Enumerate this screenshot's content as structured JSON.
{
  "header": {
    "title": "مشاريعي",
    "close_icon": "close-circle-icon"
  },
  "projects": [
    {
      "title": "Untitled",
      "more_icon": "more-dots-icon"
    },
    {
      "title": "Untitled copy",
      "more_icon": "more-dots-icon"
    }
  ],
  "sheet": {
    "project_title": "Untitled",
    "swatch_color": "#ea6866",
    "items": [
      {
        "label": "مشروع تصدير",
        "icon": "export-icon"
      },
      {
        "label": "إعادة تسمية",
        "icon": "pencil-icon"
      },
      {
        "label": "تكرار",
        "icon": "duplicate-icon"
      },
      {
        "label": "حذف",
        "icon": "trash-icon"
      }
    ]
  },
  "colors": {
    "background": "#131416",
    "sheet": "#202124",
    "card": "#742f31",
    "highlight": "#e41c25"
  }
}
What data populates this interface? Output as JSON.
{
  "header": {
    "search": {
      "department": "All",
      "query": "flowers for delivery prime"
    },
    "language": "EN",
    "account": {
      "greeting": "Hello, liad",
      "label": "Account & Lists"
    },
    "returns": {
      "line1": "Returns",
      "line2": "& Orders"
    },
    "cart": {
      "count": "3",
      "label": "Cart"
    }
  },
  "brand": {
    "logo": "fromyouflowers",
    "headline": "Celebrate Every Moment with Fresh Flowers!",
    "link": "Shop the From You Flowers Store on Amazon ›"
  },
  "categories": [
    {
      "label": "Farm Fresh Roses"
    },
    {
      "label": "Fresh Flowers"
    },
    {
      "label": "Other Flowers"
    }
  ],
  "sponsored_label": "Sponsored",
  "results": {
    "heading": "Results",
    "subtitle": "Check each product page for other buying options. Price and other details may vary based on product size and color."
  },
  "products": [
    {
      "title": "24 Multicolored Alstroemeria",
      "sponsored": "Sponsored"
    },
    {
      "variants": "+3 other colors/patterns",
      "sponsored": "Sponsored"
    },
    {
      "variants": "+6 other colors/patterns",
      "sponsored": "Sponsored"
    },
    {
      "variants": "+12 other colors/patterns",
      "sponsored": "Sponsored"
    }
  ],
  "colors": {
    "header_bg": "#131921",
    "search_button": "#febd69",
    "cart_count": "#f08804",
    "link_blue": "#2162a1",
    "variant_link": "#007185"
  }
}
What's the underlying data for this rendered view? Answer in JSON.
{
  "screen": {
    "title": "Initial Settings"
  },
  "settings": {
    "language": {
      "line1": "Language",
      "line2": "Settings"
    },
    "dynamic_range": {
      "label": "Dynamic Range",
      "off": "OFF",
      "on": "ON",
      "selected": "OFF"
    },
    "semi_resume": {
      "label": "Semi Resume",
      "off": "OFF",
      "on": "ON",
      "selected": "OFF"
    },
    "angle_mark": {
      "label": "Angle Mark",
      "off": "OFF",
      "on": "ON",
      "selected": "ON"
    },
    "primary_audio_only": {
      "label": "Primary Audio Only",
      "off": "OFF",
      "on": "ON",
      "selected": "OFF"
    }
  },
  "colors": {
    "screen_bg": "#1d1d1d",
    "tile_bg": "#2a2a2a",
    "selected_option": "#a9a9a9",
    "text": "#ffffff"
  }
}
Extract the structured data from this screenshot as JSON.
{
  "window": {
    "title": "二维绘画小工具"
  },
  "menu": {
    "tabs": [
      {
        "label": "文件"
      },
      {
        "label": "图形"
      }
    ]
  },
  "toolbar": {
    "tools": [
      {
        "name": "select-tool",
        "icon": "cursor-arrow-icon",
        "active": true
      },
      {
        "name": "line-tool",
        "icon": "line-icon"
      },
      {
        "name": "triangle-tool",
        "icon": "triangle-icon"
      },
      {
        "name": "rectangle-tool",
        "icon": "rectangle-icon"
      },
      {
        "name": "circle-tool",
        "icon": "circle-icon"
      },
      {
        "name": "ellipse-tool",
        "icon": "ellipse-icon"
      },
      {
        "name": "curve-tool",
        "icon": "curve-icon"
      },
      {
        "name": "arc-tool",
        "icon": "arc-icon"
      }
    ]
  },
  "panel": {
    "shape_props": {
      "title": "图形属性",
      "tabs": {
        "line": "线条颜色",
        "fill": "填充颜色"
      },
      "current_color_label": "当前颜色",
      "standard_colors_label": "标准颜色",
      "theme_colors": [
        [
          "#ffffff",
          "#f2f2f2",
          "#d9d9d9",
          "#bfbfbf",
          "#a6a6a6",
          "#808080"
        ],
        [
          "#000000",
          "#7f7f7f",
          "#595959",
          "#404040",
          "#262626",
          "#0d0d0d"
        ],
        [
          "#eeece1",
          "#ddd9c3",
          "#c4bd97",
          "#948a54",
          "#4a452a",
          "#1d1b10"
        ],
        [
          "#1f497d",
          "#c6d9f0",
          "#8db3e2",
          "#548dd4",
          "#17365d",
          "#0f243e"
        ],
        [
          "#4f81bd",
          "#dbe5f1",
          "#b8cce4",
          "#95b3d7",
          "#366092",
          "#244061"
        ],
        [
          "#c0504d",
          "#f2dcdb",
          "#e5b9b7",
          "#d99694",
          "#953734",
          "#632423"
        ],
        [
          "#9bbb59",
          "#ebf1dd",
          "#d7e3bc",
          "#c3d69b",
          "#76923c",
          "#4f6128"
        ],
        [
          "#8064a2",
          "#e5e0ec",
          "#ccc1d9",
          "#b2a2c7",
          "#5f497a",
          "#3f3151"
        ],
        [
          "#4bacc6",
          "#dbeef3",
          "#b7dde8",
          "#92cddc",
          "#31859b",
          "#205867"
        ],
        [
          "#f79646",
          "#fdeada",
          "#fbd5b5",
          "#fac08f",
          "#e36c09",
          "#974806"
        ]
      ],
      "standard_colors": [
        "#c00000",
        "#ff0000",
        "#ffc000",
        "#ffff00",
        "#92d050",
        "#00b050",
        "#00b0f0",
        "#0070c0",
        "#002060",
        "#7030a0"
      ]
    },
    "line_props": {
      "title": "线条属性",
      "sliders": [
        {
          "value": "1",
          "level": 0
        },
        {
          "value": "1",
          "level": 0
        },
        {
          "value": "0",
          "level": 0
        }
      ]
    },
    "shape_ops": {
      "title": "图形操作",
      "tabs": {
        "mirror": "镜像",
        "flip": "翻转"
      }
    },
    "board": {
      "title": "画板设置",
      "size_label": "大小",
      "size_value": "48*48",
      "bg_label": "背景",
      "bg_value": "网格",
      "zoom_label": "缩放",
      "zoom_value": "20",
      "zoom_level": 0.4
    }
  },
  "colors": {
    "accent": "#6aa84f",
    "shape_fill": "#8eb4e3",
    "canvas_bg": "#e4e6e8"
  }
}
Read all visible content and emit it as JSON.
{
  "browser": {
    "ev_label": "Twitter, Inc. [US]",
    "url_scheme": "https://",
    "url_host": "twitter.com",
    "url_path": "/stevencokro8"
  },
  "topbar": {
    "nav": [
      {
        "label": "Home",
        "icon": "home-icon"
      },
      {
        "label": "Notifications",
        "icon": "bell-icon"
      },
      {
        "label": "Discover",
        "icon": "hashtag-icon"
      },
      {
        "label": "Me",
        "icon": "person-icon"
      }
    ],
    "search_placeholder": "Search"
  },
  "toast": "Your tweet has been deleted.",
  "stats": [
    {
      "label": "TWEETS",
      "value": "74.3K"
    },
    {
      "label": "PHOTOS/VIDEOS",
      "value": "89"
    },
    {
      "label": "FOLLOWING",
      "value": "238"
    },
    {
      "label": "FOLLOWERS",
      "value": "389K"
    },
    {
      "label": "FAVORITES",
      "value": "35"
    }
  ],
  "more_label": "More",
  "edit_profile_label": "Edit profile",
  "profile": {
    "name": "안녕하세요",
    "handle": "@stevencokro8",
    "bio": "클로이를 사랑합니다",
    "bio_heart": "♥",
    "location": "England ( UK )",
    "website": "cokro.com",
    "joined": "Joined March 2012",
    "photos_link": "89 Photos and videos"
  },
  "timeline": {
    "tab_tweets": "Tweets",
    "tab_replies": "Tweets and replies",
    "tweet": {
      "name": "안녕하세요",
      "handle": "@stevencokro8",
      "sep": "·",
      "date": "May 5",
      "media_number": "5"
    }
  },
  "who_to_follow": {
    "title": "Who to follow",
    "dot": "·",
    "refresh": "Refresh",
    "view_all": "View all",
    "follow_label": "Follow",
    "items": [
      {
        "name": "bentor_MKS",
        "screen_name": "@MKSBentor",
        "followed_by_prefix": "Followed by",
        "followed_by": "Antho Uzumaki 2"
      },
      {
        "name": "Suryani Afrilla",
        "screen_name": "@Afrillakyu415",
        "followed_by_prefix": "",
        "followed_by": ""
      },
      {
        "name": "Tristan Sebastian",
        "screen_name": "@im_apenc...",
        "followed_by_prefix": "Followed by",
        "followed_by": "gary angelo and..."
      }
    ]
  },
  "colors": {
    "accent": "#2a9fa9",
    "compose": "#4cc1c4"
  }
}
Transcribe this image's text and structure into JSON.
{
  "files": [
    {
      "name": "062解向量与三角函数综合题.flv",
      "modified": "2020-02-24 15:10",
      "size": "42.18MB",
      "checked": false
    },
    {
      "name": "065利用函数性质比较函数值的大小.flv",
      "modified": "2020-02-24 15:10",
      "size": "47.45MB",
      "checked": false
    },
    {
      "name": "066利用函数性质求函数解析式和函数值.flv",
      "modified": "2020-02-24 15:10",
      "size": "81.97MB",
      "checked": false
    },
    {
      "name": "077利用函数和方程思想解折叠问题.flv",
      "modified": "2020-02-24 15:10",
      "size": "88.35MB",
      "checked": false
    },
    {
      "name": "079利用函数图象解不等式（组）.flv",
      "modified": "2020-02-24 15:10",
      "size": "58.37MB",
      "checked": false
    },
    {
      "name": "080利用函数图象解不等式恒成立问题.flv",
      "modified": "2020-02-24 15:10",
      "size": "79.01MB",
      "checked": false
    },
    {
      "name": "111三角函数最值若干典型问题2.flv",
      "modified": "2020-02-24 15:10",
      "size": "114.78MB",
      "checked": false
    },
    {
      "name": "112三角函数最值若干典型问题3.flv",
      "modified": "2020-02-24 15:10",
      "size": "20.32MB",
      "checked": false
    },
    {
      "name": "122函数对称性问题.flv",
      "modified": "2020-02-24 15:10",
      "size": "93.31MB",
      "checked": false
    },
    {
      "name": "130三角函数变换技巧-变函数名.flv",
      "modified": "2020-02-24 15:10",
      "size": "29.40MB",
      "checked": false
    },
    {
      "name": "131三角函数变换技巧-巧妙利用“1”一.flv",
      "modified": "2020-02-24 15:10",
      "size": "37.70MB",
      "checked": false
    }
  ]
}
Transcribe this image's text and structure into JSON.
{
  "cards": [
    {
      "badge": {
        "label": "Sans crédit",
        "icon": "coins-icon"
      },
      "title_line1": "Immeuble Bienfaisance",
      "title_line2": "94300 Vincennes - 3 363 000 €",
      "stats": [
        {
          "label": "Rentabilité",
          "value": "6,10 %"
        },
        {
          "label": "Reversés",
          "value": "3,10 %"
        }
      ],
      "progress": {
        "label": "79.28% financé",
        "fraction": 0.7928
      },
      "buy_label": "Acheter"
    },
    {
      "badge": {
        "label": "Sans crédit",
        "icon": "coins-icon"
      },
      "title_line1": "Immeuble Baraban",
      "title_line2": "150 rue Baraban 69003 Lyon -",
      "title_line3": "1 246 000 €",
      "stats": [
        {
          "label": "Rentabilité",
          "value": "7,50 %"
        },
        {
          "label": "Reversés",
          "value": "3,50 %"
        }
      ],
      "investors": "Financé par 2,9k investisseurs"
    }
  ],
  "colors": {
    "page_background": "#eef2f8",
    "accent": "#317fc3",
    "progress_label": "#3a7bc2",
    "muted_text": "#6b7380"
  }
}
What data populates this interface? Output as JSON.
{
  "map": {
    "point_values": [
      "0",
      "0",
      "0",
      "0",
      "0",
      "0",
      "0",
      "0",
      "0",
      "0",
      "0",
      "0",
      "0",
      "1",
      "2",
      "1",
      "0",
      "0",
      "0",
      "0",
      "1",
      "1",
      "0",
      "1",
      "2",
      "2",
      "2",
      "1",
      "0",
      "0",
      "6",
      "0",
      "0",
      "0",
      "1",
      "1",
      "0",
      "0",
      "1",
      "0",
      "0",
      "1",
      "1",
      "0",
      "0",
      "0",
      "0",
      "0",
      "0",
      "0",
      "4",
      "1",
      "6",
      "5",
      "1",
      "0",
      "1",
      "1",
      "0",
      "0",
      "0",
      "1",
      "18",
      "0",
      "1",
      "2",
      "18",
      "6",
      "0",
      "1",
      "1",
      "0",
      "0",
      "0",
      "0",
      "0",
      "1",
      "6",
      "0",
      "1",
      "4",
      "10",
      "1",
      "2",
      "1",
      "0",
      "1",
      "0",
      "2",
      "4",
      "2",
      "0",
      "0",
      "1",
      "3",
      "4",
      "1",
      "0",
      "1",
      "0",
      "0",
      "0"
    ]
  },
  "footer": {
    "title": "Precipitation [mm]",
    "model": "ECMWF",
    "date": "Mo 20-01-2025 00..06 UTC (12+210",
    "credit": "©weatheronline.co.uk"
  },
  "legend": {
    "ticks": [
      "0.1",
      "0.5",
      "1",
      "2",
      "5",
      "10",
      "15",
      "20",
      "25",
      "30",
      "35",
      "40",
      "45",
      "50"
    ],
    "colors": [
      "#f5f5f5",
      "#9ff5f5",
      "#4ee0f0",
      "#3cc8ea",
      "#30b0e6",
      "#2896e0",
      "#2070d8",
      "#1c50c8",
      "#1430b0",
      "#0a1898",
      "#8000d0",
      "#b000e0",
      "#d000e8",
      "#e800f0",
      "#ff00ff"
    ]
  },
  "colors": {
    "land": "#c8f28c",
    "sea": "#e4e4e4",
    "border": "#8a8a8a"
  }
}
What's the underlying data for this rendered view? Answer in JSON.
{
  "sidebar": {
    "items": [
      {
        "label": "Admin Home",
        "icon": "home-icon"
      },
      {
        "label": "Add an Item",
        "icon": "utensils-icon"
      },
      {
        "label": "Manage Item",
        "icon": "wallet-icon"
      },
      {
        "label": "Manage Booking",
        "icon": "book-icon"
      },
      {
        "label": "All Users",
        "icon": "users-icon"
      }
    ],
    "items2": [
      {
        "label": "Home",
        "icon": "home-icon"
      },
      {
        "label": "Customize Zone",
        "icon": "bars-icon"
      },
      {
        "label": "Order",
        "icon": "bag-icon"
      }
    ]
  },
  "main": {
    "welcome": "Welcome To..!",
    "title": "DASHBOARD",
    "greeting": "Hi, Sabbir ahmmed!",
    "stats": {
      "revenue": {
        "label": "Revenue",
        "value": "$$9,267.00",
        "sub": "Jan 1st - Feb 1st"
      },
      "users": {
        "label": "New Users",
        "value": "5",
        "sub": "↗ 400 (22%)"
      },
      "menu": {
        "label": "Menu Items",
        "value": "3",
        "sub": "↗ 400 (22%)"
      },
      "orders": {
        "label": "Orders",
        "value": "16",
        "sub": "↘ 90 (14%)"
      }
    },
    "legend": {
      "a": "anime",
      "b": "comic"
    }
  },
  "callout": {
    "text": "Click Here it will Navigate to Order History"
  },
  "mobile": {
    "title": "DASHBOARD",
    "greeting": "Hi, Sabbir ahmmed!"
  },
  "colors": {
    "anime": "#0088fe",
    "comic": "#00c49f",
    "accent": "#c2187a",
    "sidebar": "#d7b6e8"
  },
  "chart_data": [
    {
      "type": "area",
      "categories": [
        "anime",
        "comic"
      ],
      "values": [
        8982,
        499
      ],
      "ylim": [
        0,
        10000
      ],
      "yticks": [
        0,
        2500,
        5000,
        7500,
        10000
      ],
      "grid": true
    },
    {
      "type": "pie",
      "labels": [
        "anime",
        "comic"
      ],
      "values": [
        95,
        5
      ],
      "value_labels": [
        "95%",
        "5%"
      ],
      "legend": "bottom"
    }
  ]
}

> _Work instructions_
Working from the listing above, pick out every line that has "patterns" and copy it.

> _Result of the task_
      "variants": "+3 other colors/patterns",
      "variants": "+6 other colors/patterns",
      "variants": "+12 other colors/patterns",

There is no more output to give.